▸ Extracted data

Content starts

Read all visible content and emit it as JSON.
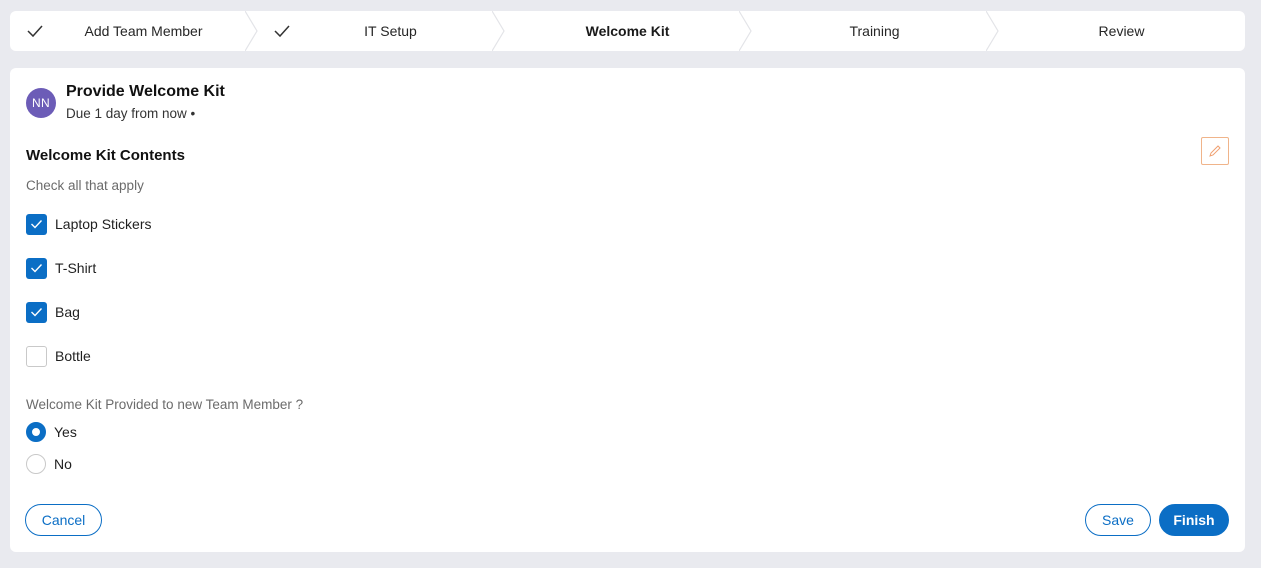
{
  "stepper": {
    "steps": [
      {
        "label": "Add Team Member",
        "status": "done"
      },
      {
        "label": "IT Setup",
        "status": "done"
      },
      {
        "label": "Welcome Kit",
        "status": "current"
      },
      {
        "label": "Training",
        "status": "upcoming"
      },
      {
        "label": "Review",
        "status": "upcoming"
      }
    ]
  },
  "task": {
    "avatar_initials": "NN",
    "title": "Provide Welcome Kit",
    "due": "Due 1 day from now  •"
  },
  "form": {
    "section_title": "Welcome Kit Contents",
    "helper": "Check all that apply",
    "checkboxes": [
      {
        "label": "Laptop Stickers",
        "checked": true
      },
      {
        "label": "T-Shirt",
        "checked": true
      },
      {
        "label": "Bag",
        "checked": true
      },
      {
        "label": "Bottle",
        "checked": false
      }
    ],
    "question": "Welcome Kit Provided to new Team Member ?",
    "radios": [
      {
        "label": "Yes",
        "selected": true
      },
      {
        "label": "No",
        "selected": false
      }
    ]
  },
  "actions": {
    "cancel_label": "Cancel",
    "save_label": "Save",
    "finish_label": "Finish"
  },
  "colors": {
    "accent": "#0b6ec5",
    "avatar": "#6c5cb7",
    "edit_border": "#f0b48a"
  },
  "icons": {
    "step_done": "check-icon",
    "edit": "pencil-icon",
    "checkbox_on": "checkmark-icon"
  }
}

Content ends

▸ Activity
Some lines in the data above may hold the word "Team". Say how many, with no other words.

▸ Task response
2